In my last post I mentioned that it would be nice to be able to use a security group in other site collections. This was so that I wouldn’t have redundant security groups to provide access to the Web Part on the home page and to the actual site. It turns out that these groups cannot be shared across site collections or web applications, but they don’t need to be.
If you create a new site from an existing site (by going to Site Actions-> Create Site) it will inherit all of the security groups from the parent site. Doing this pushes security settings down through the site collection tree; people who have access to the parent page will have access to the child. Microsoft suggests that if you don’t want this behavior then you should just create a separate site collection; however, we can override this behavior.
I did not want to have the groups that I set up for my main site have permissions to every site that I create. In fact, I wanted the lower level sites to have more granular permissions, and then use those on the main page to change the look based on who is logged in. To do this, it seems that I have to override the inheritance structure. Overriding this allows me to add new groups to the children sites that have access to the site but don’t get applied to the other children sites. To do this:
- Go to the Site Settings of the child site, then to People and Groups
- Go to “Site Permissions” and then click Actions->Edit Permissions. This will pop up a message box telling you that changes to the Parent site will no longer affect this site. This means that your Parent site’s permissions need to be completely set up before you start this process.
- Next, go to New->New Group. On this page you can give this group the permissions you want it to have for this site. If you tried to create a new group before the last step you would not have been able to give it permissions to this site.
- Now when you go back to your main site, you can use this new group as the target audience for a Web Part.
The issue here is that if you decide later that the permissions further up the Site Collection tree need to be changed, they will not be pushed down because you broke the inheritance. You can have a site re-inherit from above, but then you lose all your custom permissions; however, the groups that you created stick around.
An alternative approach would be to have all of your groups at the top level and then turn off permissions as you go down the tree. The difference here is that instead of re-adding permissions after inheriting from the parent you are re-removing permissions.
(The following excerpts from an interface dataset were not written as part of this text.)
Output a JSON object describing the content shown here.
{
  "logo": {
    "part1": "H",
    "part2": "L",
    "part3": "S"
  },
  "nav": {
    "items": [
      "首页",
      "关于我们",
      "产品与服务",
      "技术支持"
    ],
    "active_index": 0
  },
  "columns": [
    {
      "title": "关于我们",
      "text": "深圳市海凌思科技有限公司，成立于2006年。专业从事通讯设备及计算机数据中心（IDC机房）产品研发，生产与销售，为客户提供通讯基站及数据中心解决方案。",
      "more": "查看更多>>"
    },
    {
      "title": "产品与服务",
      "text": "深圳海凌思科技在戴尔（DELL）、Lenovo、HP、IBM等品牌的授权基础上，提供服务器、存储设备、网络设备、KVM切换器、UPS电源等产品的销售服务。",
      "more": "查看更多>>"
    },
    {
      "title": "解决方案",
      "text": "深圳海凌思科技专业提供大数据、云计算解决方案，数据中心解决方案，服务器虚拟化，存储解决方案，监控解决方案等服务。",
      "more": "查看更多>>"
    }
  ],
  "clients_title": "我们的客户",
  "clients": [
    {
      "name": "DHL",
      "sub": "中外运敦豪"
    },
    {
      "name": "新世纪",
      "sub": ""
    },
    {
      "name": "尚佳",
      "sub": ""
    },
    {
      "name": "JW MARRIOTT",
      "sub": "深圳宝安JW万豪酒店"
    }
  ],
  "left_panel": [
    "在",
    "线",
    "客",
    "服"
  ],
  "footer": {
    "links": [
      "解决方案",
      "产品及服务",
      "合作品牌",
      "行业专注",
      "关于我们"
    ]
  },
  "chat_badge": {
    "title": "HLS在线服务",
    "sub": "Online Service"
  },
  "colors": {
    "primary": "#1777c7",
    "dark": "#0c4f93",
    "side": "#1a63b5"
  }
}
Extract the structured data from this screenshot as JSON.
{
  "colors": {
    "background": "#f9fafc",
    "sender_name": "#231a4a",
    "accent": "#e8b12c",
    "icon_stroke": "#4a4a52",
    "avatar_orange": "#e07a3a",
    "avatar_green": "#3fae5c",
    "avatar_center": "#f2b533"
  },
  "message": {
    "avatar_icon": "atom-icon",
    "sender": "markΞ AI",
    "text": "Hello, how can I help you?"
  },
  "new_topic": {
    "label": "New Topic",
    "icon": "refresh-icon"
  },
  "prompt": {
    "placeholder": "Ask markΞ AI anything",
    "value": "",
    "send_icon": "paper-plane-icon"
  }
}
I would suggest the former because there is less work involved, i.e. fewer groups to play with.
Either way, this is breaking the inheritance idea a little bit, but it does allow for you to use one permission group to control what is happening on multiple pages. It allows you to use permission groups up a tree instead of just down it as well.